DATA FOR ANALYSIS =
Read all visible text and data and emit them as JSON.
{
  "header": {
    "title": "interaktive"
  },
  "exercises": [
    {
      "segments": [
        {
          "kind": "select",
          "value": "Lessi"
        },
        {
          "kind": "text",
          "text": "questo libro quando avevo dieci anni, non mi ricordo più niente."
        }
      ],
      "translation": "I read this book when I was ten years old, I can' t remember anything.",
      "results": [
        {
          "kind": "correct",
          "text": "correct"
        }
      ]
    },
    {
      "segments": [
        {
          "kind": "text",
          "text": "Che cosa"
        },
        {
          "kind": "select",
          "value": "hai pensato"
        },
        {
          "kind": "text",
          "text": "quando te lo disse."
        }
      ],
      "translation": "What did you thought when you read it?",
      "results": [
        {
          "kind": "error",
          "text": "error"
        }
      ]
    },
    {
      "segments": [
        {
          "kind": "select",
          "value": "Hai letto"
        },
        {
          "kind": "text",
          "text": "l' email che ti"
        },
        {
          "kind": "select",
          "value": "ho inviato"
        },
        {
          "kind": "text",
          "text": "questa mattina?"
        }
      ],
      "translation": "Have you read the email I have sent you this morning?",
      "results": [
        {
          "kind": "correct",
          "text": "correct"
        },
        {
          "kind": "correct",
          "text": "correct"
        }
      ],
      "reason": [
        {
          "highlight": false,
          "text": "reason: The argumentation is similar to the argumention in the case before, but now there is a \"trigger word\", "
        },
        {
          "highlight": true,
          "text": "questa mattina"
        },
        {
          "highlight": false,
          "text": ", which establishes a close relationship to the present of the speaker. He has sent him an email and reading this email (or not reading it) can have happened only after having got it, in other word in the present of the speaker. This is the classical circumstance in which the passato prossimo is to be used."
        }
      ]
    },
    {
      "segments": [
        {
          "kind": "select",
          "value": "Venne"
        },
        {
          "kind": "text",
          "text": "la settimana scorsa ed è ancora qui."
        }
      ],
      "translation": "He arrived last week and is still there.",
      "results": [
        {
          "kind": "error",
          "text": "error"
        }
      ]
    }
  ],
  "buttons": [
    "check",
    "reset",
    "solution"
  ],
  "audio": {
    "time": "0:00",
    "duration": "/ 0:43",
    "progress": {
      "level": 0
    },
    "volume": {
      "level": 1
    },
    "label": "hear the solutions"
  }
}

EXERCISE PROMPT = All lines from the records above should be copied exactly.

RESULT FOR THIS TASK =
Read all visible text and data and emit them as JSON.
{
  "header": {
    "title": "interaktive"
  },
  "exercises": [
    {
      "segments": [
        {
          "kind": "select",
          "value": "Lessi"
        },
        {
          "kind": "text",
          "text": "questo libro quando avevo dieci anni, non mi ricordo più niente."
        }
      ],
      "translation": "I read this book when I was ten years old, I can' t remember anything.",
      "results": [
        {
          "kind": "correct",
          "text": "correct"
        }
      ]
    },
    {
      "segments": [
        {
          "kind": "text",
          "text": "Che cosa"
        },
        {
          "kind": "select",
          "value": "hai pensato"
        },
        {
          "kind": "text",
          "text": "quando te lo disse."
        }
      ],
      "translation": "What did you thought when you read it?",
      "results": [
        {
          "kind": "error",
          "text": "error"
        }
      ]
    },
    {
      "segments": [
        {
          "kind": "select",
          "value": "Hai letto"
        },
        {
          "kind": "text",
          "text": "l' email che ti"
        },
        {
          "kind": "select",
          "value": "ho inviato"
        },
        {
          "kind": "text",
          "text": "questa mattina?"
        }
      ],
      "translation": "Have you read the email I have sent you this morning?",
      "results": [
        {
          "kind": "correct",
          "text": "correct"
        },
        {
          "kind": "correct",
          "text": "correct"
        }
      ],
      "reason": [
        {
          "highlight": false,
          "text": "reason: The argumentation is similar to the argumention in the case before, but now there is a \"trigger word\", "
        },
        {
          "highlight": true,
          "text": "questa mattina"
        },
        {
          "highlight": false,
          "text": ", which establishes a close relationship to the present of the speaker. He has sent him an email and reading this email (or not reading it) can have happened only after having got it, in other word in the present of the speaker. This is the classical circumstance in which the passato prossimo is to be used."
        }
      ]
    },
    {
      "segments": [
        {
          "kind": "select",
          "value": "Venne"
        },
        {
          "kind": "text",
          "text": "la settimana scorsa ed è ancora qui."
        }
      ],
      "translation": "He arrived last week and is still there.",
      "results": [
        {
          "kind": "error",
          "text": "error"
        }
      ]
    }
  ],
  "buttons": [
    "check",
    "reset",
    "solution"
  ],
  "audio": {
    "time": "0:00",
    "duration": "/ 0:43",
    "progress": {
      "level": 0
    },
    "volume": {
      "level": 1
    },
    "label": "hear the solutions"
  }
}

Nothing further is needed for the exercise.